The spending rush is on, but it's not just for holiday gifts. Employees who have earmarked pretax earnings for health-care expenses through flexible-spending accounts (FSAs) have...
DALLAS The spending rush is on, but it’s not just for holiday gifts.
Employees who have earmarked pretax earnings for health-care expenses through flexible-spending accounts (FSAs) have until year’s end to use the money or lose it.
Most Read Stories
- 83-year-old woman sexually assaulted in SeaTac assisted-living facility; assailant sought
- What drivers can and cannot do under Washington state's new distracted-driving law
- Put down that cellphone; distracted-driving law is here
- Passage of paid-family-leave act shows power of working together | Op-Ed
- Homeless students drawn to Seattle schools by sports are often cast aside when the season’s over
It’s a contentious catch that has one conservative think tank calling for a change and others saying that recent tweaks to the plan need more time.
“This is the time of year when it’s on people’s minds,” said analyst Devon Herrick, who prepared a report released this past week by the Dallas-based National Center for Policy Analysis.
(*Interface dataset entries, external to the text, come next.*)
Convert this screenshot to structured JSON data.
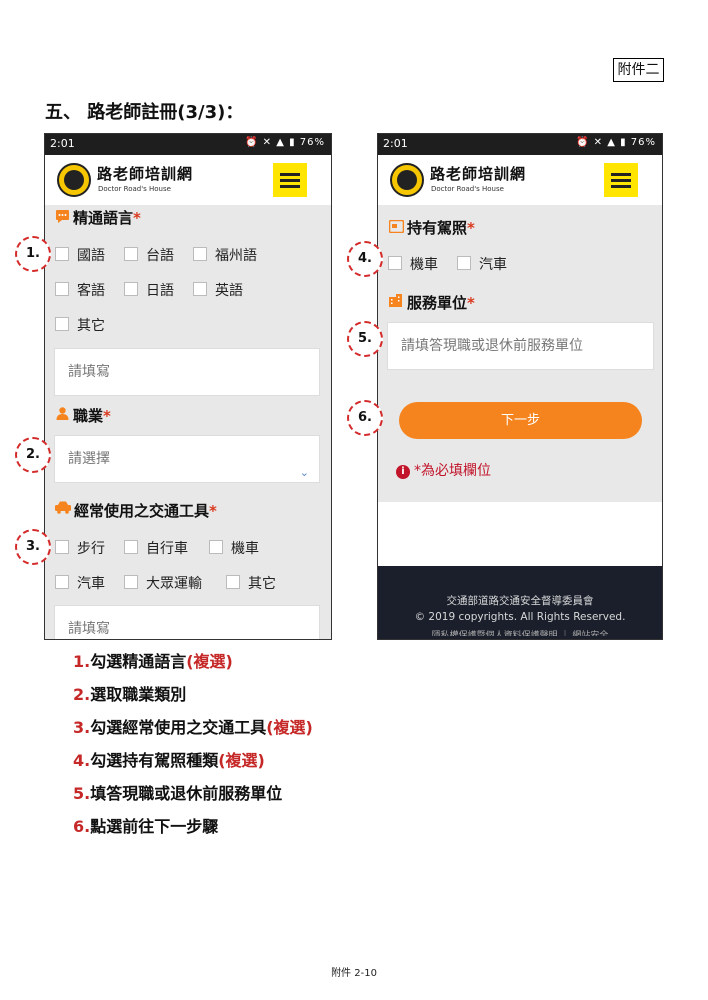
{
  "doc": {
    "attachment_label": "附件二",
    "section_heading": "五、 路老師註冊(3/3)：",
    "page_footer": "附件 2-10"
  },
  "phone": {
    "time": "2:01",
    "battery": "76%",
    "logo_badge": "路老師",
    "logo_title": "路老師培訓網",
    "logo_subtitle": "Doctor Road's House"
  },
  "form_left": {
    "language": {
      "label": "精通語言",
      "required": "*",
      "options": [
        "國語",
        "台語",
        "福州語",
        "客語",
        "日語",
        "英語",
        "其它"
      ],
      "other_placeholder": "請填寫"
    },
    "occupation": {
      "label": "職業",
      "required": "*",
      "select_value": "請選擇"
    },
    "transport": {
      "label": "經常使用之交通工具",
      "required": "*",
      "options": [
        "步行",
        "自行車",
        "機車",
        "汽車",
        "大眾運輸",
        "其它"
      ],
      "other_placeholder": "請填寫"
    }
  },
  "form_right": {
    "license": {
      "label": "持有駕照",
      "required": "*",
      "options": [
        "機車",
        "汽車"
      ]
    },
    "service_unit": {
      "label": "服務單位",
      "required": "*",
      "placeholder": "請填答現職或退休前服務單位"
    },
    "next_button": "下一步",
    "required_note": "*為必填欄位",
    "info_glyph": "i",
    "footer_line1": "交通部道路交通安全督導委員會",
    "footer_line2": "© 2019 copyrights. All Rights Reserved.",
    "footer_line3": "隱私權保護暨個人資料保護聲明 ｜ 網站安全"
  },
  "markers": [
    "1.",
    "2.",
    "3.",
    "4.",
    "5.",
    "6."
  ],
  "steps": [
    {
      "num": "1.",
      "text": "勾選精通語言",
      "multi": "(複選)"
    },
    {
      "num": "2.",
      "text": "選取職業類別",
      "multi": ""
    },
    {
      "num": "3.",
      "text": "勾選經常使用之交通工具",
      "multi": "(複選)"
    },
    {
      "num": "4.",
      "text": "勾選持有駕照種類",
      "multi": "(複選)"
    },
    {
      "num": "5.",
      "text": "填答現職或退休前服務單位",
      "multi": ""
    },
    {
      "num": "6.",
      "text": "點選前往下一步驟",
      "multi": ""
    }
  ],
  "colors": {
    "accent_orange": "#f5841f",
    "required_red": "#d93a1e",
    "menu_yellow": "#ffe500",
    "step_red": "#c62828",
    "footer_bg": "#1a1f2b"
  },
  "icons": [
    "chat-icon",
    "person-icon",
    "car-icon",
    "license-icon",
    "building-icon",
    "info-icon",
    "menu-icon",
    "chevron-down-icon"
  ]
}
“People are either losing money or rushing to spend it,” he said. “Employers and employees would be better off if this could change, and the money could be rolled over to the next year.”
Employees typically use these benefits for co-payments, deductibles and expenses that insurance plans may not fully cover such as eyeglasses, dental work and prescription drugs.
It’s a pretax benefit that saves an employee in the 25 percent tax bracket up to $325 in federal, Social Security and Medicare taxes for every $1,000 contributed, according to the Employee Benefit Research Institute (EBRI). It also saves the employer its 7.65 percent contribution.
About 20 percent of workers offered flexible-spending plans use them, according to Mercer Human Resources Consulting, which Herrick’s report cites. That’s a 3 percent increase from 2003.
But that number could be higher with a few changes, the report said.
Some changes Herrick recommends for the 26-year-old option include:
Removing the employer burden. Employees get immediate access to the full amount and can spend it before it’s repaid through yearlong payroll deductions. By limiting availability of the money until employees contribute to the account, employers would no longer provide interest-free loans.
Clarifying eligibility guidelines. Last year, the U.S. Treasury Department approved over-the-counter medications as a qualifying expense. Still, some plan administrators will allow the purchase of sunscreen to prevent recurring skin cancer but not to avoid sunburn.
Allowing employees to roll over their balances. It’s difficult to gauge how much money will be needed for one year, so letting employees keep as much as $500 for the following year would encourage participation and contributions.
The last issue is the red herring of flexible-spending accounts, said Andy Anderson, an attorney with human-resources firm Hewitt Associates.
But two recent flex-spending features should help ease concerns about leaving money on the table, he said.
One is the expansion of eligible expenses to over-the-counter drugs.
The other is the introduction of the debit card for expenses, which alleviates the need to keep receipts and fill out forms to apply for reimbursement.
“The entire landscape changed when the IRS began to allow reimbursement for the over-the-counter drugs with the FSAs,” Anderson said.
“I think now, it’s difficult to have money left over with FSAs on Dec. 31 because there are so many day-in and day-out expenses the average American has to use the money.”
An alternative plan to be rolled out by some companies next year is the health-savings account, which combines a high-deductible policy with a savings account.
Contributions to HSAs can be rolled over to the next year, but an employee may not sign up for both health-savings and flex-spending accounts.
Employers are largely responsible for encouraging participation in the accounts, analysts say.
“If they have a better understanding, they will have higher participation,” said Paul Fronstin, an analyst for EBRI, which found that the average contribution to flex accounts was $1,134 in 2004.
“I wouldn’t necessarily expect it to double, but maybe you’ll get a 5 percent or 10 percent boost in those numbers.”
Electronic Data Systems ensures employee awareness with its online-benefit registration, said Lisa Wargofchik, senior consultant for EDS’ compensation and benefits programs.
“We make it a step in the process so that you can’t finish the enrollment without looking at the FSAs,” she said.
“Once we put it in place [four years ago], it made people more aware. It also helped create a consumer awareness around health care.”
Participation has reached 20 percent, she said.